85. Mirena Kim: I’m Worried About Fitting In
Proxy Gallery at The Floating Gallery: 5760 W. Pico Blvd, Los Angeles CA 90019.
August 5 to September 30, 2023
Opening reception August 5, 2023, 6-8 pm at The Floating Gallery: 5760 W. Pico Blvd, Los Angeles CA 90019
Mirena Kim’s fired ceramic sculpture fits snugly in the Proxy Gallery. The white cube is not a miniature gallery but a space on its own terms: The object fills it almost completely. Kim sought to deal with the space by addressing every single inch; thus there are areas of the sculpture blocked from viewing. Spaces, cells, rooms, voids. You are aware that some areas are blocked from view, because of
the walls. Walls are here understood as both the “walls” of the gallery and the “walls” of the represented “building.”
There are also psychological dimensions--a quest for identity, sculpting the body. It is reasonable to understand that the usual ways of addressing the body have been taken away. The title itself performs a two-fold function: it anthropomorphizes the sculpture that is now talking in the first person, worrying that it may not fit into its container, and it also speaks of Kim’s complex relationship to identity, racial and gender. Kim’s solution is to turn to abstraction, which, paradoxically, appears to have the form of a building. To the question of whether this is an abstraction or a representation, the work answers “both”: It looks like a building whose interior is inaccessible, in the same way that the interior of the body or of the unconscious is inaccessible. That frontality, that inaccessibility are the refusals—not denials—through which the artist seeks to define her voice.
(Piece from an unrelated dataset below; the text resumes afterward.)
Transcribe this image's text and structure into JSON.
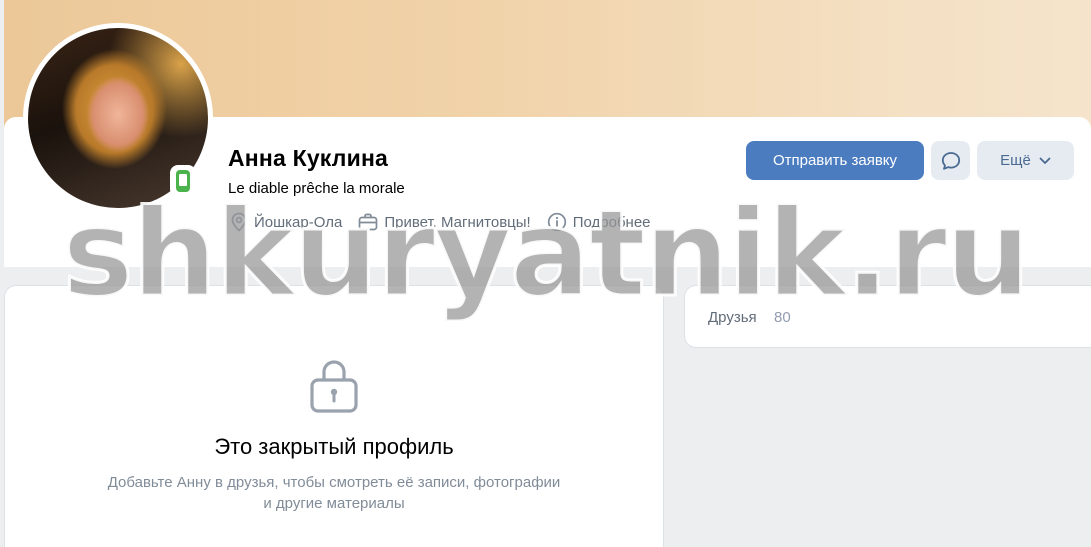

The color yellow figures strongly in this installation. According to Kim, it is the color historically and problematically attributed to Asian skin. This is the point where abstraction takes the form of representation--a sculpture that very much looks like a small yellow building. The house is asphyxiating, choking. It's a container tightly enclosed inside another container. Right angles increase the architectural reference. The “house” has two feet, and that makes it into a being. The feet are both a stand and a stance. The gallery is both a container and a constraint through which Kim is able to speak. She comes at making sculpture from the position of an impasse; that is, she creates her own conditions of impossibility in order to deal with self-expression.